I’m sure they will get there eventually but for now I actually feel pretty good about man vs machines chances at heads up NL.

And some funny vines for you

andr3w321 on January 5th, 2014

1. Manage my time better. This is my main goal and all other goals are really a subset of this goal.

2. Wake up and go to bed at regular times. I’ve been self employed for over six years now and waking up early and regularly is something I’ve struggled with as long as I can remember. Waking up late prevents me from having a very productive day and achieving my goals quicker than I otherwise would if I woke up early.

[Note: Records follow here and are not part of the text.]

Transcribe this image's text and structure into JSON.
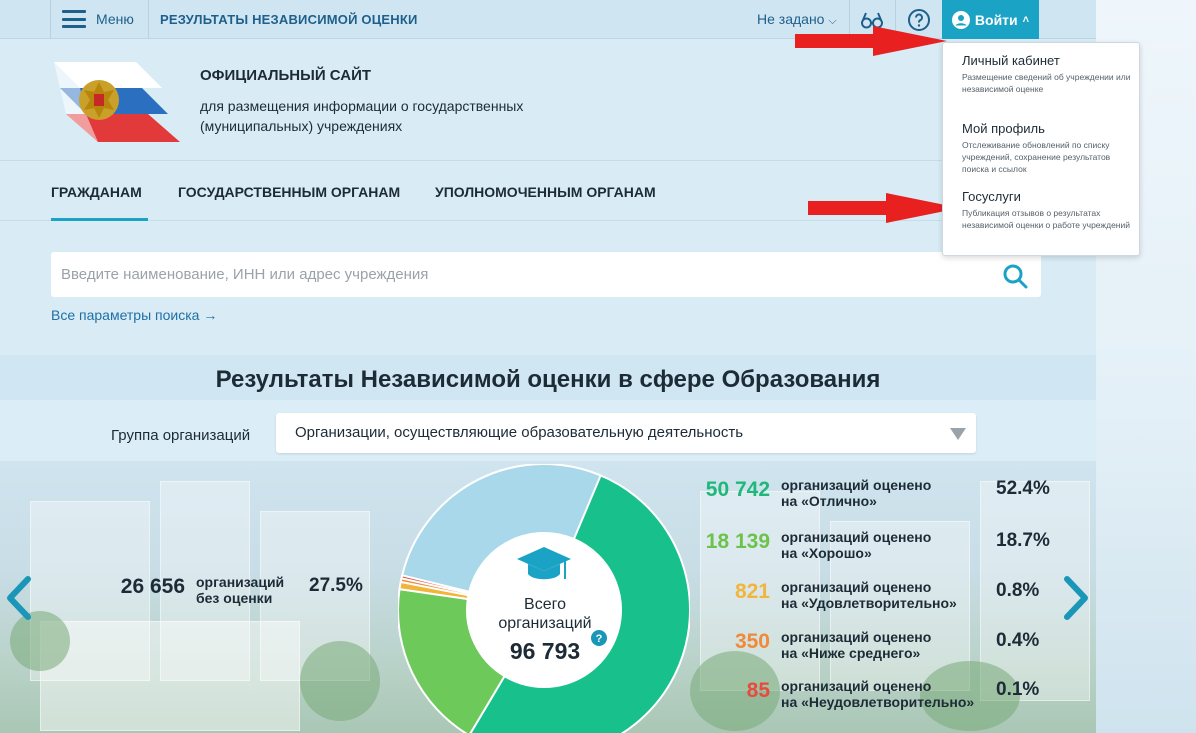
{
  "topbar": {
    "menu_label": "Меню",
    "title": "РЕЗУЛЬТАТЫ НЕЗАВИСИМОЙ ОЦЕНКИ",
    "region": "Не задано",
    "login_label": "Войти",
    "accent": "#1ba3c6"
  },
  "header": {
    "site_title": "ОФИЦИАЛЬНЫЙ САЙТ",
    "site_subtitle": "для размещения информации о государственных (муниципальных) учреждениях"
  },
  "nav": {
    "items": [
      "ГРАЖДАНАМ",
      "ГОСУДАРСТВЕННЫМ ОРГАНАМ",
      "УПОЛНОМОЧЕННЫМ ОРГАНАМ"
    ]
  },
  "search": {
    "placeholder": "Введите наименование, ИНН или адрес учреждения",
    "advanced_link": "Все параметры поиска →"
  },
  "results": {
    "title": "Результаты Независимой оценки в сфере Образования",
    "group_label": "Группа организаций",
    "group_value": "Организации, осуществляющие образовательную деятельность",
    "total_label_1": "Всего",
    "total_label_2": "организаций",
    "total_value": "96 793",
    "unrated": {
      "count": "26 656",
      "label_1": "организаций",
      "label_2": "без оценки",
      "pct": "27.5%",
      "color": "#4aa9c9"
    },
    "stats": [
      {
        "count": "50 742",
        "line1": "организаций оценено",
        "line2": "на «Отлично»",
        "pct": "52.4%",
        "color": "#1fb77a"
      },
      {
        "count": "18 139",
        "line1": "организаций оценено",
        "line2": "на «Хорошо»",
        "pct": "18.7%",
        "color": "#6cc24a"
      },
      {
        "count": "821",
        "line1": "организаций оценено",
        "line2": "на «Удовлетворительно»",
        "pct": "0.8%",
        "color": "#f2b53b"
      },
      {
        "count": "350",
        "line1": "организаций оценено",
        "line2": "на «Ниже среднего»",
        "pct": "0.4%",
        "color": "#f08a3a"
      },
      {
        "count": "85",
        "line1": "организаций оценено",
        "line2": "на «Неудовлетворительно»",
        "pct": "0.1%",
        "color": "#e84a3f"
      }
    ]
  },
  "dropdown": {
    "items": [
      {
        "title": "Личный кабинет",
        "desc": "Размещение сведений об учреждении или независимой оценке"
      },
      {
        "title": "Мой профиль",
        "desc": "Отслеживание обновлений по списку учреждений, сохранение результатов поиска и ссылок"
      },
      {
        "title": "Госуслуги",
        "desc": "Публикация отзывов о результатах независимой оценки о работе учреждений"
      }
    ]
  },
  "donut": {
    "segments": [
      {
        "name": "Отлично",
        "pct": 52.4,
        "color": "#18c08c"
      },
      {
        "name": "Хорошо",
        "pct": 18.7,
        "color": "#6cc95a"
      },
      {
        "name": "Удовлетворительно",
        "pct": 0.8,
        "color": "#f2b53b"
      },
      {
        "name": "Ниже среднего",
        "pct": 0.4,
        "color": "#f08a3a"
      },
      {
        "name": "Неудовлетворительно",
        "pct": 0.1,
        "color": "#e84a3f"
      },
      {
        "name": "без оценки",
        "pct": 27.5,
        "color": "#a9d8ea"
      }
    ]
  }
}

Over the years I’ve learned a couple tricks to help me like practicing waking up, going to bed early the night before, and most of all doing it regularly since it takes about a week for your sleep schedule to adjust. Hopefully I can change that in 2014.

3. Read less 2+2/reddit. I’ve grown into a schedule of browsing the internet for an hour or two when I first wake up and right before I go to bed. Sometimes I read and learn interesting things, but usually I just end up reading random semi entertaining threads like If a player has a prosthetic arm that he used for holding onto the football and the arm got detached during the play, would that be considered a fumble or would the prosthetic limb still have possession for the player? In the morning it stops me from being productive, and in the evening it tends to keep me up later than I want to stay up and prevents me from being productive the next day. I don’t think I’ll ever kick the habit for good, but I’d like to decrease the amount of time I spend randomly browsing to focus on more productive or entertaining things.

4. Read more books. I’m somewhat embarrassed to say I only read 1.5 books last year. This is the least number I’ve read in a year since I was probably 12. I read American Sniper: The Autobiography of the Most Lethal Sniper in U.S. Military History and half of What Every BODY is Saying: An Ex-FBI Agent’s Guide to Speed-Reading People Reading novels has been shown to boost brain function for days It increases your vocabulary and provides much deeper explanation on topics that you just can’t get from tweets and short internet articles which takes up the majority of young people’s reading sources these days. Plus at 1.5 books/year I’m getting dangerously close to becoming like Kanye West:

kanye west on books

5. Exercise more. Pretty standard resolution here. Three times a week is what I’m shooting for. Maybe I will finally run that marathon this year I’ve been wanting to for awhile now, but we’ll see.

6. Blog at least once a month. I started tweeting a bit in 2013 and it kind of replaced my urge to blog, but there’s just some things you can’t get out in 140 characters. I don’t think 12 blogs per year is asking too much of my time.

7. Watch less TV. Spend more time reading books and working out instead.

8. Grow my businesses. Buy a house. These are pretty vague goals which are generally bad for goal making, but I’ll take these more on a month to month basis. In January I’d like to focus on and then on poker for Australia and the Aussie millions. In February I’d like to focus more on ATMs and condo buying.

Happy new year and best of luck to you all in 2014!

andr3w321 on August 10th, 2013

For a whole three seconds or so. 10:26-10:29. Totally worth the $10k. Pretty sure I’m famous now.